• _Goal of the exercise_: With the entries below as the source, tally the lines that contain the string "icon" and give the number only.

• _Source information_:
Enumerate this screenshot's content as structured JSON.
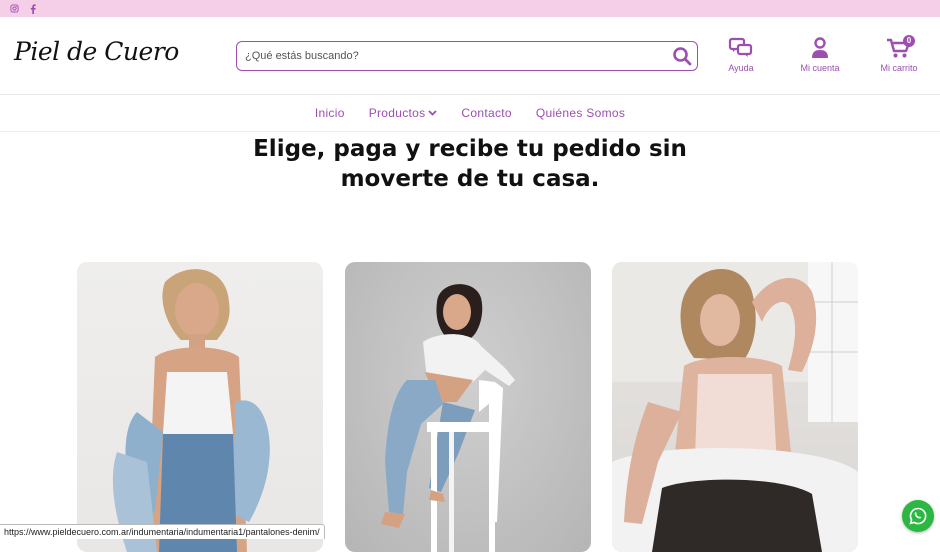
{
  "social": {
    "instagram_icon": "instagram-icon",
    "facebook_icon": "facebook-icon"
  },
  "header": {
    "logo": "Piel de Cuero",
    "search_placeholder": "¿Qué estás buscando?",
    "help_label": "Ayuda",
    "account_label": "Mi cuenta",
    "cart_label": "Mi carrito",
    "cart_count": "0"
  },
  "nav": {
    "items": [
      {
        "label": "Inicio"
      },
      {
        "label": "Productos"
      },
      {
        "label": "Contacto"
      },
      {
        "label": "Quiénes Somos"
      }
    ]
  },
  "hero": {
    "line1": "Elige, paga y recibe tu pedido sin",
    "line2": "moverte de tu casa."
  },
  "status_url": "https://www.pieldecuero.com.ar/indumentaria/indumentaria1/pantalones-denim/",
  "colors": {
    "accent": "#9c4fb0",
    "topbar": "#f5cfe8",
    "whatsapp": "#2bb741"
  }
}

• _Solution to this task_: 2